[Interface dataset entries]
>>>
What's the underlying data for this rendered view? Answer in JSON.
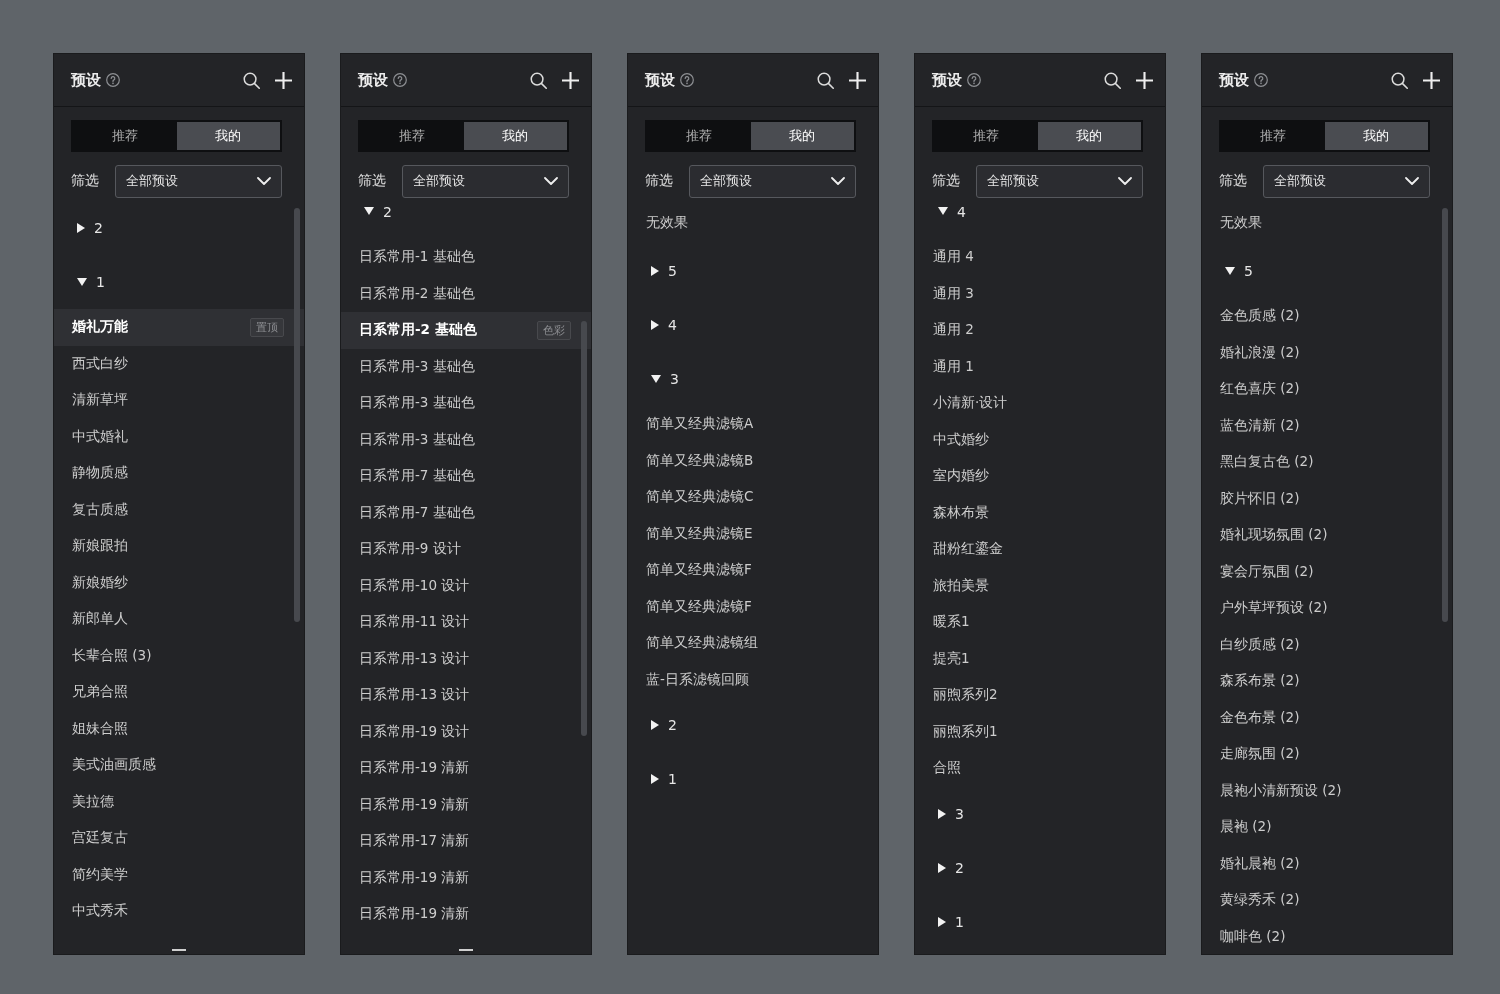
{
  "panels": [
    {
      "title": "预设",
      "tabs": [
        {
          "label": "推荐",
          "selected": false
        },
        {
          "label": "我的",
          "selected": true
        }
      ],
      "filter": {
        "label": "筛选",
        "value": "全部预设"
      },
      "scrolled": false,
      "scrollbar": true,
      "more_below": true,
      "list": [
        {
          "kind": "group",
          "label": "2",
          "expanded": false
        },
        {
          "kind": "group",
          "label": "1",
          "expanded": true,
          "children": [
            {
              "label": "婚礼万能",
              "selected": true,
              "badge": "置顶"
            },
            {
              "label": "西式白纱",
              "selected": false
            },
            {
              "label": "清新草坪",
              "selected": false
            },
            {
              "label": "中式婚礼",
              "selected": false
            },
            {
              "label": "静物质感",
              "selected": false
            },
            {
              "label": "复古质感",
              "selected": false
            },
            {
              "label": "新娘跟拍",
              "selected": false
            },
            {
              "label": "新娘婚纱",
              "selected": false
            },
            {
              "label": "新郎单人",
              "selected": false
            },
            {
              "label": "长辈合照 (3)",
              "selected": false
            },
            {
              "label": "兄弟合照",
              "selected": false
            },
            {
              "label": "姐妹合照",
              "selected": false
            },
            {
              "label": "美式油画质感",
              "selected": false
            },
            {
              "label": "美拉德",
              "selected": false
            },
            {
              "label": "宫廷复古",
              "selected": false
            },
            {
              "label": "简约美学",
              "selected": false
            },
            {
              "label": "中式秀禾",
              "selected": false
            }
          ]
        }
      ]
    },
    {
      "title": "预设",
      "tabs": [
        {
          "label": "推荐",
          "selected": false
        },
        {
          "label": "我的",
          "selected": true
        }
      ],
      "filter": {
        "label": "筛选",
        "value": "全部预设"
      },
      "scrolled": true,
      "scrollbar": true,
      "more_below": true,
      "list": [
        {
          "kind": "group",
          "label": "2",
          "expanded": true,
          "children": [
            {
              "label": "日系常用-1 基础色",
              "selected": false
            },
            {
              "label": "日系常用-2 基础色",
              "selected": false
            },
            {
              "label": "日系常用-2 基础色",
              "selected": true,
              "badge": "色彩"
            },
            {
              "label": "日系常用-3 基础色",
              "selected": false
            },
            {
              "label": "日系常用-3 基础色",
              "selected": false
            },
            {
              "label": "日系常用-3 基础色",
              "selected": false
            },
            {
              "label": "日系常用-7 基础色",
              "selected": false
            },
            {
              "label": "日系常用-7 基础色",
              "selected": false
            },
            {
              "label": "日系常用-9 设计",
              "selected": false
            },
            {
              "label": "日系常用-10 设计",
              "selected": false
            },
            {
              "label": "日系常用-11 设计",
              "selected": false
            },
            {
              "label": "日系常用-13 设计",
              "selected": false
            },
            {
              "label": "日系常用-13 设计",
              "selected": false
            },
            {
              "label": "日系常用-19 设计",
              "selected": false
            },
            {
              "label": "日系常用-19 清新",
              "selected": false
            },
            {
              "label": "日系常用-19 清新",
              "selected": false
            },
            {
              "label": "日系常用-17 清新",
              "selected": false
            },
            {
              "label": "日系常用-19 清新",
              "selected": false
            },
            {
              "label": "日系常用-19 清新",
              "selected": false
            }
          ]
        }
      ]
    },
    {
      "title": "预设",
      "tabs": [
        {
          "label": "推荐",
          "selected": false
        },
        {
          "label": "我的",
          "selected": true
        }
      ],
      "filter": {
        "label": "筛选",
        "value": "全部预设"
      },
      "scrolled": false,
      "scrollbar": false,
      "more_below": false,
      "list": [
        {
          "kind": "item",
          "label": "无效果",
          "selected": false
        },
        {
          "kind": "group",
          "label": "5",
          "expanded": false
        },
        {
          "kind": "group",
          "label": "4",
          "expanded": false
        },
        {
          "kind": "group",
          "label": "3",
          "expanded": true,
          "children": [
            {
              "label": "简单又经典滤镜A",
              "selected": false
            },
            {
              "label": "简单又经典滤镜B",
              "selected": false
            },
            {
              "label": "简单又经典滤镜C",
              "selected": false
            },
            {
              "label": "简单又经典滤镜E",
              "selected": false
            },
            {
              "label": "简单又经典滤镜F",
              "selected": false
            },
            {
              "label": "简单又经典滤镜F",
              "selected": false
            },
            {
              "label": "简单又经典滤镜组",
              "selected": false
            },
            {
              "label": "蓝-日系滤镜回顾",
              "selected": false
            }
          ]
        },
        {
          "kind": "group",
          "label": "2",
          "expanded": false
        },
        {
          "kind": "group",
          "label": "1",
          "expanded": false
        }
      ]
    },
    {
      "title": "预设",
      "tabs": [
        {
          "label": "推荐",
          "selected": false
        },
        {
          "label": "我的",
          "selected": true
        }
      ],
      "filter": {
        "label": "筛选",
        "value": "全部预设"
      },
      "scrolled": true,
      "scrollbar": false,
      "more_below": false,
      "list": [
        {
          "kind": "group",
          "label": "4",
          "expanded": true,
          "children": [
            {
              "label": "通用 4",
              "selected": false
            },
            {
              "label": "通用 3",
              "selected": false
            },
            {
              "label": "通用 2",
              "selected": false
            },
            {
              "label": "通用 1",
              "selected": false
            },
            {
              "label": "小清新·设计",
              "selected": false
            },
            {
              "label": "中式婚纱",
              "selected": false
            },
            {
              "label": "室内婚纱",
              "selected": false
            },
            {
              "label": "森林布景",
              "selected": false
            },
            {
              "label": "甜粉红鎏金",
              "selected": false
            },
            {
              "label": "旅拍美景",
              "selected": false
            },
            {
              "label": "暖系1",
              "selected": false
            },
            {
              "label": "提亮1",
              "selected": false
            },
            {
              "label": "丽煦系列2",
              "selected": false
            },
            {
              "label": "丽煦系列1",
              "selected": false
            },
            {
              "label": "合照",
              "selected": false
            }
          ]
        },
        {
          "kind": "group",
          "label": "3",
          "expanded": false
        },
        {
          "kind": "group",
          "label": "2",
          "expanded": false
        },
        {
          "kind": "group",
          "label": "1",
          "expanded": false
        }
      ]
    },
    {
      "title": "预设",
      "tabs": [
        {
          "label": "推荐",
          "selected": false
        },
        {
          "label": "我的",
          "selected": true
        }
      ],
      "filter": {
        "label": "筛选",
        "value": "全部预设"
      },
      "scrolled": false,
      "scrollbar": true,
      "more_below": false,
      "list": [
        {
          "kind": "item",
          "label": "无效果",
          "selected": false
        },
        {
          "kind": "group",
          "label": "5",
          "expanded": true,
          "children": [
            {
              "label": "金色质感 (2)",
              "selected": false
            },
            {
              "label": "婚礼浪漫 (2)",
              "selected": false
            },
            {
              "label": "红色喜庆 (2)",
              "selected": false
            },
            {
              "label": "蓝色清新 (2)",
              "selected": false
            },
            {
              "label": "黑白复古色 (2)",
              "selected": false
            },
            {
              "label": "胶片怀旧 (2)",
              "selected": false
            },
            {
              "label": "婚礼现场氛围 (2)",
              "selected": false
            },
            {
              "label": "宴会厅氛围 (2)",
              "selected": false
            },
            {
              "label": "户外草坪预设 (2)",
              "selected": false
            },
            {
              "label": "白纱质感 (2)",
              "selected": false
            },
            {
              "label": "森系布景 (2)",
              "selected": false
            },
            {
              "label": "金色布景 (2)",
              "selected": false
            },
            {
              "label": "走廊氛围 (2)",
              "selected": false
            },
            {
              "label": "晨袍小清新预设 (2)",
              "selected": false
            },
            {
              "label": "晨袍 (2)",
              "selected": false
            },
            {
              "label": "婚礼晨袍 (2)",
              "selected": false
            },
            {
              "label": "黄绿秀禾 (2)",
              "selected": false
            },
            {
              "label": "咖啡色 (2)",
              "selected": false
            }
          ]
        }
      ]
    }
  ]
}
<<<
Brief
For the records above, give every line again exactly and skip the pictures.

Answer area
What's the underlying data for this rendered view? Answer in JSON.
{
  "panels": [
    {
      "title": "预设",
      "tabs": [
        {
          "label": "推荐",
          "selected": false
        },
        {
          "label": "我的",
          "selected": true
        }
      ],
      "filter": {
        "label": "筛选",
        "value": "全部预设"
      },
      "scrolled": false,
      "scrollbar": true,
      "more_below": true,
      "list": [
        {
          "kind": "group",
          "label": "2",
          "expanded": false
        },
        {
          "kind": "group",
          "label": "1",
          "expanded": true,
          "children": [
            {
              "label": "婚礼万能",
              "selected": true,
              "badge": "置顶"
            },
            {
              "label": "西式白纱",
              "selected": false
            },
            {
              "label": "清新草坪",
              "selected": false
            },
            {
              "label": "中式婚礼",
              "selected": false
            },
            {
              "label": "静物质感",
              "selected": false
            },
            {
              "label": "复古质感",
              "selected": false
            },
            {
              "label": "新娘跟拍",
              "selected": false
            },
            {
              "label": "新娘婚纱",
              "selected": false
            },
            {
              "label": "新郎单人",
              "selected": false
            },
            {
              "label": "长辈合照 (3)",
              "selected": false
            },
            {
              "label": "兄弟合照",
              "selected": false
            },
            {
              "label": "姐妹合照",
              "selected": false
            },
            {
              "label": "美式油画质感",
              "selected": false
            },
            {
              "label": "美拉德",
              "selected": false
            },
            {
              "label": "宫廷复古",
              "selected": false
            },
            {
              "label": "简约美学",
              "selected": false
            },
            {
              "label": "中式秀禾",
              "selected": false
            }
          ]
        }
      ]
    },
    {
      "title": "预设",
      "tabs": [
        {
          "label": "推荐",
          "selected": false
        },
        {
          "label": "我的",
          "selected": true
        }
      ],
      "filter": {
        "label": "筛选",
        "value": "全部预设"
      },
      "scrolled": true,
      "scrollbar": true,
      "more_below": true,
      "list": [
        {
          "kind": "group",
          "label": "2",
          "expanded": true,
          "children": [
            {
              "label": "日系常用-1 基础色",
              "selected": false
            },
            {
              "label": "日系常用-2 基础色",
              "selected": false
            },
            {
              "label": "日系常用-2 基础色",
              "selected": true,
              "badge": "色彩"
            },
            {
              "label": "日系常用-3 基础色",
              "selected": false
            },
            {
              "label": "日系常用-3 基础色",
              "selected": false
            },
            {
              "label": "日系常用-3 基础色",
              "selected": false
            },
            {
              "label": "日系常用-7 基础色",
              "selected": false
            },
            {
              "label": "日系常用-7 基础色",
              "selected": false
            },
            {
              "label": "日系常用-9 设计",
              "selected": false
            },
            {
              "label": "日系常用-10 设计",
              "selected": false
            },
            {
              "label": "日系常用-11 设计",
              "selected": false
            },
            {
              "label": "日系常用-13 设计",
              "selected": false
            },
            {
              "label": "日系常用-13 设计",
              "selected": false
            },
            {
              "label": "日系常用-19 设计",
              "selected": false
            },
            {
              "label": "日系常用-19 清新",
              "selected": false
            },
            {
              "label": "日系常用-19 清新",
              "selected": false
            },
            {
              "label": "日系常用-17 清新",
              "selected": false
            },
            {
              "label": "日系常用-19 清新",
              "selected": false
            },
            {
              "label": "日系常用-19 清新",
              "selected": false
            }
          ]
        }
      ]
    },
    {
      "title": "预设",
      "tabs": [
        {
          "label": "推荐",
          "selected": false
        },
        {
          "label": "我的",
          "selected": true
        }
      ],
      "filter": {
        "label": "筛选",
        "value": "全部预设"
      },
      "scrolled": false,
      "scrollbar": false,
      "more_below": false,
      "list": [
        {
          "kind": "item",
          "label": "无效果",
          "selected": false
        },
        {
          "kind": "group",
          "label": "5",
          "expanded": false
        },
        {
          "kind": "group",
          "label": "4",
          "expanded": false
        },
        {
          "kind": "group",
          "label": "3",
          "expanded": true,
          "children": [
            {
              "label": "简单又经典滤镜A",
              "selected": false
            },
            {
              "label": "简单又经典滤镜B",
              "selected": false
            },
            {
              "label": "简单又经典滤镜C",
              "selected": false
            },
            {
              "label": "简单又经典滤镜E",
              "selected": false
            },
            {
              "label": "简单又经典滤镜F",
              "selected": false
            },
            {
              "label": "简单又经典滤镜F",
              "selected": false
            },
            {
              "label": "简单又经典滤镜组",
              "selected": false
            },
            {
              "label": "蓝-日系滤镜回顾",
              "selected": false
            }
          ]
        },
        {
          "kind": "group",
          "label": "2",
          "expanded": false
        },
        {
          "kind": "group",
          "label": "1",
          "expanded": false
        }
      ]
    },
    {
      "title": "预设",
      "tabs": [
        {
          "label": "推荐",
          "selected": false
        },
        {
          "label": "我的",
          "selected": true
        }
      ],
      "filter": {
        "label": "筛选",
        "value": "全部预设"
      },
      "scrolled": true,
      "scrollbar": false,
      "more_below": false,
      "list": [
        {
          "kind": "group",
          "label": "4",
          "expanded": true,
          "children": [
            {
              "label": "通用 4",
              "selected": false
            },
            {
              "label": "通用 3",
              "selected": false
            },
            {
              "label": "通用 2",
              "selected": false
            },
            {
              "label": "通用 1",
              "selected": false
            },
            {
              "label": "小清新·设计",
              "selected": false
            },
            {
              "label": "中式婚纱",
              "selected": false
            },
            {
              "label": "室内婚纱",
              "selected": false
            },
            {
              "label": "森林布景",
              "selected": false
            },
            {
              "label": "甜粉红鎏金",
              "selected": false
            },
            {
              "label": "旅拍美景",
              "selected": false
            },
            {
              "label": "暖系1",
              "selected": false
            },
            {
              "label": "提亮1",
              "selected": false
            },
            {
              "label": "丽煦系列2",
              "selected": false
            },
            {
              "label": "丽煦系列1",
              "selected": false
            },
            {
              "label": "合照",
              "selected": false
            }
          ]
        },
        {
          "kind": "group",
          "label": "3",
          "expanded": false
        },
        {
          "kind": "group",
          "label": "2",
          "expanded": false
        },
        {
          "kind": "group",
          "label": "1",
          "expanded": false
        }
      ]
    },
    {
      "title": "预设",
      "tabs": [
        {
          "label": "推荐",
          "selected": false
        },
        {
          "label": "我的",
          "selected": true
        }
      ],
      "filter": {
        "label": "筛选",
        "value": "全部预设"
      },
      "scrolled": false,
      "scrollbar": true,
      "more_below": false,
      "list": [
        {
          "kind": "item",
          "label": "无效果",
          "selected": false
        },
        {
          "kind": "group",
          "label": "5",
          "expanded": true,
          "children": [
            {
              "label": "金色质感 (2)",
              "selected": false
            },
            {
              "label": "婚礼浪漫 (2)",
              "selected": false
            },
            {
              "label": "红色喜庆 (2)",
              "selected": false
            },
            {
              "label": "蓝色清新 (2)",
              "selected": false
            },
            {
              "label": "黑白复古色 (2)",
              "selected": false
            },
            {
              "label": "胶片怀旧 (2)",
              "selected": false
            },
            {
              "label": "婚礼现场氛围 (2)",
              "selected": false
            },
            {
              "label": "宴会厅氛围 (2)",
              "selected": false
            },
            {
              "label": "户外草坪预设 (2)",
              "selected": false
            },
            {
              "label": "白纱质感 (2)",
              "selected": false
            },
            {
              "label": "森系布景 (2)",
              "selected": false
            },
            {
              "label": "金色布景 (2)",
              "selected": false
            },
            {
              "label": "走廊氛围 (2)",
              "selected": false
            },
            {
              "label": "晨袍小清新预设 (2)",
              "selected": false
            },
            {
              "label": "晨袍 (2)",
              "selected": false
            },
            {
              "label": "婚礼晨袍 (2)",
              "selected": false
            },
            {
              "label": "黄绿秀禾 (2)",
              "selected": false
            },
            {
              "label": "咖啡色 (2)",
              "selected": false
            }
          ]
        }
      ]
    }
  ]
}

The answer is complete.